Corrosion behavior of pure iron and carbon steel in short-time exposure test was examined in detail by electrochemical methods. Though the corrosion resistant of pure iron was better than that of carbon steel in the initial stage of exposure test, the amount of corrosion losses for pure iron was more than that for carbon steel after 6 month-exposure test. From the results of ESCA analysis and various electrochemical measurements, it was found that the oxide film formed on pure iron in the initial stage of exposure test was more stable and difficult to be attacked by chloride ions than that formed on carbon steel. On the other hand, after 6 month-exposure test, it was indicated that the amount of γ-FeOOH that was reduced to magnetite easily was abounding in the rust of the pure iron in comparison with that of the carbon steel.
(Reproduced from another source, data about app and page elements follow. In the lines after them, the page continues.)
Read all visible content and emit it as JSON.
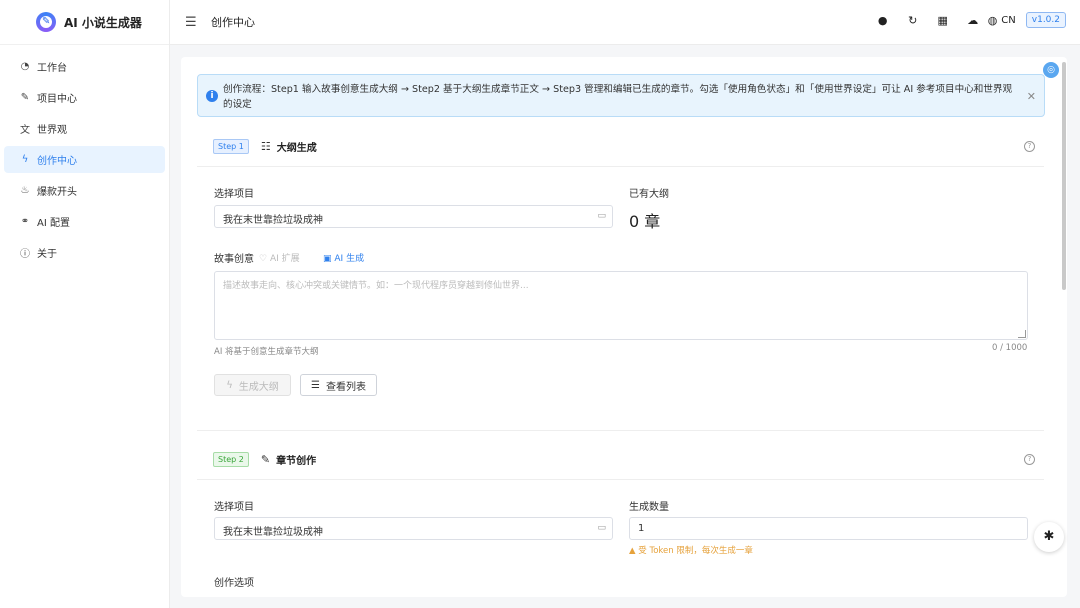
{
  "app": {
    "title": "AI 小说生成器",
    "logo_glyph": "✎"
  },
  "sidebar": {
    "items": [
      {
        "label": "工作台",
        "icon": "dashboard-icon",
        "glyph": "◔",
        "active": false
      },
      {
        "label": "项目中心",
        "icon": "edit-square-icon",
        "glyph": "✎",
        "active": false
      },
      {
        "label": "世界观",
        "icon": "translate-icon",
        "glyph": "文",
        "active": false
      },
      {
        "label": "创作中心",
        "icon": "lightning-icon",
        "glyph": "ϟ",
        "active": true
      },
      {
        "label": "爆款开头",
        "icon": "fire-icon",
        "glyph": "♨",
        "active": false
      },
      {
        "label": "AI 配置",
        "icon": "link-icon",
        "glyph": "⚭",
        "active": false
      },
      {
        "label": "关于",
        "icon": "info-icon",
        "glyph": "ⓘ",
        "active": false
      }
    ]
  },
  "header": {
    "title": "创作中心",
    "lang": "CN",
    "version": "v1.0.2"
  },
  "alert": {
    "text": "创作流程：Step1 输入故事创意生成大纲 → Step2 基于大纲生成章节正文 → Step3 管理和编辑已生成的章节。勾选「使用角色状态」和「使用世界设定」可让 AI 参考项目中心和世界观的设定"
  },
  "step1": {
    "badge": "Step 1",
    "title": "大纲生成",
    "project_label": "选择项目",
    "project_value": "我在末世靠捡垃圾成神",
    "outline_label": "已有大纲",
    "outline_value": "0 章",
    "idea_label": "故事创意",
    "ai_expand": "AI 扩展",
    "ai_generate": "AI 生成",
    "idea_placeholder": "描述故事走向、核心冲突或关键情节。如：一个现代程序员穿越到修仙世界...",
    "idea_hint": "AI 将基于创意生成章节大纲",
    "char_count": "0 / 1000",
    "generate_button": "生成大纲",
    "view_list_button": "查看列表"
  },
  "step2": {
    "badge": "Step 2",
    "title": "章节创作",
    "project_label": "选择项目",
    "project_value": "我在末世靠捡垃圾成神",
    "count_label": "生成数量",
    "count_value": "1",
    "token_warning": "受 Token 限制，每次生成一章",
    "options_label": "创作选项"
  },
  "colors": {
    "accent": "#2f80ed",
    "alert_bg": "#e8f4fd",
    "warning": "#e6a23c",
    "step2_green": "#3aa53a"
  }
}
Atmospheric corrosion behavior of for stainless steels in contact with chlorides was studied in laboratory atmosphere. According to Shoji's method, nine droplets, each of which consist of 5μl of 0.5N Cl- solution, were put on a stainless steel specimen and were dried up. Thus-prepared specimens were exposed in a humidity-controlled chamber for three to six months. Penetration depth at the deposit strongly depended on RH and the maximum value of penetration depth was obtained at 50% RH for 430 steel and at 33% RH for 304 steel with the deposits of sea salt and MgCl2, while no penetration was observed with the deposit of NaCl at 33% and 50% RH. Under RH of 75% all the three kinds of salt gave no penetration for 430 and 304 steels. The test was extended to seven other steels, and penetration was summarised in terms of Pitting Resistance Equivalent=[%Cr]+3.3[%Mo]+16[%N].
A dyeing machine part made of type 304 stainless steel was severely attacked in contact with 0.1mol/l sulfamic acid (amidosulfuric acid, H2NSO3H) solution of pH 1.2 contaminated with hydrosulfito (Na2S2O4) at 60°C. This study was conducted at 30°C and succeeded to reproduce the enhanced attack with corrosion rates up to 5.4mm per year under added Na2S2O4 concentrations between 0.1 and 5mmol/l at pHs lower than 2.2. The steel dissolved at active potentials with deposition of black corrosion products and generation of H2S gas on its surface. Such high rates of corrosion was attributed to the effects of Na2S2O4 which increased both anodic dissolution of the steel and cathodic current for reduction of S0 to H2S. When the Na2 S2O4 concentration increased over 7mmol/l, the increased cathodic current passivated the steel by exceeding the anodic one which was inhibited by protective surface film consisting mainly of S0 and NiS.
The corrosion behavior of sintered silicon carbide (SiC) was examined in saturated water vapor at 300°C and the results were compared with those in 300°C water environment. Significant intergranular corrosion occured in the water vapor. The weight loss of the samples exposed to the water vapor was larger than that in the water. In the water vapor environment, scales, such as amorphous SiO2, did not form on the surface. This fact suggestes that volatile species, such as Si(OH)4 were produced. The flexural strength of the samples exposed to both the environments for 10 days reduced to about 80% of the initial strength.